The Zika virus is making its presence in the world more and more pronounced as each day goes by.

On Friday, the Centers for Disease Control and Prevention (CDC) released its latest report on the mosquito-borne disease, officially confirming that at least nine U.S. pregnant women have been infected with Zika, all during travel to Zika-endemic areas outside the country. Two pregnancies ended in miscarriage, two in abortion, and another in the birth of a child with "severe microcephaly." Of the remaining four women, at least two have already delivered healthy children and the other two have chosen to continue their pregnancy unabated.

All nine women showed signs of a mild infection, such as rash and fever, with the five who either miscarried, aborted, or had a child with microcephaly having likely contracted the virus in their first trimester, further suggesting the risk might be strongest during that period; the remaining woman who showed symptoms during the first trimester is continuing her pregnancy.

In at least one case, the woman who opted for an abortion did so following an ultrasound that showed severe defects in her fetus, such as the absence of several brain regions. Both of the miscarriages occurred in the first trimester and Zika virus RNA was found in the specimens tested by the CDC. Though given how prevalent miscarriages are (anywhere from 9 to 20 percent of all pregnancies end in one), "it is not known whether Zika virus infection caused the pregnancy losses,” the CDC authors wrote. While not confirmed by the CDC, the case of microcephaly was earlier reported to have occurred in Hawaii

While these cases still don’t definitively prove the proposed link between Zika infection in pregnant women and the risk of later birth defects or stillbirths, the CDC authors were nonetheless taken aback by their findings.

"We did not expect to see these brain abnormalities in this small case series of U.S. pregnant travelers," said Dr. Denise Jamieson, a medical officer in the U.S. Public Health Service and one of the report’s authors, in a conference call on Friday. "It is unexpected and greater than what we would have expected."

Should the link continue to bear fruit, however, its effects may be far reaching. The report estimates that half a million pregnant women travel to the U.S. from one of the 32 countries and territories now actively containing Zika.
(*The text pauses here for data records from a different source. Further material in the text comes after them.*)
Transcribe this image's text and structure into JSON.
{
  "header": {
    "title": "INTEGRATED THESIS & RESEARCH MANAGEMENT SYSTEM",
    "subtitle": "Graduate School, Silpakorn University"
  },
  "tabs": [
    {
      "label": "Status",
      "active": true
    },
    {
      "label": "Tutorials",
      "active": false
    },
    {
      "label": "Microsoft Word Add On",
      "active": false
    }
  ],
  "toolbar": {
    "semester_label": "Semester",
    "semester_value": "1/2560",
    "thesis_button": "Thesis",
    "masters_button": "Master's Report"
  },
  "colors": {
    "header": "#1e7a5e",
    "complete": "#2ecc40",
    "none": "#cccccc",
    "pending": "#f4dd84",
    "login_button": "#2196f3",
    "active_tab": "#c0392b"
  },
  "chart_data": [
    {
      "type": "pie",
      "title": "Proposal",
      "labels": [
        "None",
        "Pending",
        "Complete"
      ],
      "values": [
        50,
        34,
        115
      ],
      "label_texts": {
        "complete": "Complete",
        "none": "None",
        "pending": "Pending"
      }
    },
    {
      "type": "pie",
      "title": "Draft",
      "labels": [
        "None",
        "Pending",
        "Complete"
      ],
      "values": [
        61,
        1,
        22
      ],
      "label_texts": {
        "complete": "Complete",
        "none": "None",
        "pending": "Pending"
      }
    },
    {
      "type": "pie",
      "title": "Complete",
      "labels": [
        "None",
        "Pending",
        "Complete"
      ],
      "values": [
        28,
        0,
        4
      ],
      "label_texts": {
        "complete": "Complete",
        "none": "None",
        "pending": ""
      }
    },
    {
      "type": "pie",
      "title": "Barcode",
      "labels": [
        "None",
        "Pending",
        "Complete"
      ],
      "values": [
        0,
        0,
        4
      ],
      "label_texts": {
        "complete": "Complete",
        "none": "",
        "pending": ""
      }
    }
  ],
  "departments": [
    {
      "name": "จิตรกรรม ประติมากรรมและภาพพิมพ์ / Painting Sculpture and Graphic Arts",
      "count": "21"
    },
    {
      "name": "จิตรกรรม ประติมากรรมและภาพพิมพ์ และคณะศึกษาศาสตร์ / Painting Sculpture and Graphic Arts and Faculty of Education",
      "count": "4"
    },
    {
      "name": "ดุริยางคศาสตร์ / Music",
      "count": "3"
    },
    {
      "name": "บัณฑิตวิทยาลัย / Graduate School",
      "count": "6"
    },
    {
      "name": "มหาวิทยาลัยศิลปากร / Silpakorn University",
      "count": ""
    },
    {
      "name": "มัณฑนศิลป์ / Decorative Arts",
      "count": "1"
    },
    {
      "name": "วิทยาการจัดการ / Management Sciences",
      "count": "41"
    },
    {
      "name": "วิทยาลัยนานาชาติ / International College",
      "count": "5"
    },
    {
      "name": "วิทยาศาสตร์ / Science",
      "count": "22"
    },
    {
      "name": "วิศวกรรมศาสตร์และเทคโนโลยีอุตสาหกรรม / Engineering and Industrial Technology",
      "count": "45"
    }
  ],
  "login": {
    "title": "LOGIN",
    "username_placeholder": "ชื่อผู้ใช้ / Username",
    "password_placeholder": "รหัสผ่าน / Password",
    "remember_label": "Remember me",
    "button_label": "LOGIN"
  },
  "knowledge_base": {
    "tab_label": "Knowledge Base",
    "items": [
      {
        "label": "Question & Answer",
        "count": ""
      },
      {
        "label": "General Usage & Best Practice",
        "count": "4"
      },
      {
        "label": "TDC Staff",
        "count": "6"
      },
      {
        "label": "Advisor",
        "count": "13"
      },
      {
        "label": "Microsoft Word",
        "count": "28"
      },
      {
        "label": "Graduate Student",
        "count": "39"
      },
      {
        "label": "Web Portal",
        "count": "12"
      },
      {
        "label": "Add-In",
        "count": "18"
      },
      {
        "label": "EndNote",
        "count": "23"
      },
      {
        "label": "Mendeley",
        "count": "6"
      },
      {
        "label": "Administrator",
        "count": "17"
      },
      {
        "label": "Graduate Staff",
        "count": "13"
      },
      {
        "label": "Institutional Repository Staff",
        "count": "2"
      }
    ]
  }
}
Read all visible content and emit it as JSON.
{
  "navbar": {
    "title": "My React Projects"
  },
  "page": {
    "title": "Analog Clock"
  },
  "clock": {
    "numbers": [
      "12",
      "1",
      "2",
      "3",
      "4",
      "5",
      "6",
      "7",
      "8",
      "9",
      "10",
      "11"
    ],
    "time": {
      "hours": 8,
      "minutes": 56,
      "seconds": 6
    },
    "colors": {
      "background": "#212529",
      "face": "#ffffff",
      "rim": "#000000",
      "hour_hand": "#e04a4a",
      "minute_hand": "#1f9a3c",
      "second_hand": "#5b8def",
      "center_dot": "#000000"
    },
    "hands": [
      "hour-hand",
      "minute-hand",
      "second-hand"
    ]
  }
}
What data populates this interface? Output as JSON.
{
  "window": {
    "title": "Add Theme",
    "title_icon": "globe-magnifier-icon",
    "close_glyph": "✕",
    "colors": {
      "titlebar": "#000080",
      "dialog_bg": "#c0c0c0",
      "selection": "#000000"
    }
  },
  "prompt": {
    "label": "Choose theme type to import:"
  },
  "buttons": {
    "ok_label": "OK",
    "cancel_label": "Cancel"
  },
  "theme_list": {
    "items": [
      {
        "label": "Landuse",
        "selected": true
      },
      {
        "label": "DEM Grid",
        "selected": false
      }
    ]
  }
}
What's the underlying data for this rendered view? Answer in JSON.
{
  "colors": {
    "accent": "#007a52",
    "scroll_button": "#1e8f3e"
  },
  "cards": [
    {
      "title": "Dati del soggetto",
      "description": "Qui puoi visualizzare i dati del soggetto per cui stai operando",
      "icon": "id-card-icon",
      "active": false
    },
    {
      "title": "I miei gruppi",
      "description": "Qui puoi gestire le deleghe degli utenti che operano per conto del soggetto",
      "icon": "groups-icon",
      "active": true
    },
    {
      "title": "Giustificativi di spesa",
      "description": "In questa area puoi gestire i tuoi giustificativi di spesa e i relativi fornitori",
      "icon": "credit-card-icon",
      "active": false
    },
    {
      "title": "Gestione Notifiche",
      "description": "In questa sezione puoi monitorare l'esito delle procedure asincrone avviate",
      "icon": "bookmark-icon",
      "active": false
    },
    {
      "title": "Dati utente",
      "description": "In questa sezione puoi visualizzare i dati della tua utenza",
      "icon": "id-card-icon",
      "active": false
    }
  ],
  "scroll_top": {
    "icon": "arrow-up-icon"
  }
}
That includes the U.S.-owned Puerto Rico, where the local mosquito population has acquired the virus and continues to spread it to its human food supply. The chances of an mainland outbreak of Zika remain low, but the same isn’t true for that area.

"There is the potential for hundreds of thousands of cases of Zika in Puerto Rico and unfortunately, tragically, affected pregnancies as well," CDC Director Tom Frieden said in the same conference call.

Evidence is also mounting that mosquitos aren’t the only method of transmission for Zika.

"Pregnant women and their partners should also be aware of the risk for Zika virus infection through unprotected sex with an infected male partner, and carefully follow CDC interim guidelines for preventing sexual transmission of Zika virus infection," the authors noted. These guidelines include men who have traveled to Zika-affected areas either avoiding sex or always using condoms with a partner currently pregnant.

The CDC are currently investigating an additional ten suspected cases of Zika among U.S. pregnant women.

Source: Meaney-Delman D, Hills S, Williams C, et al. Zika Virus Infection Among U.S. Pregnant Travelers — August 2015–February 2016. MMWR. 2016.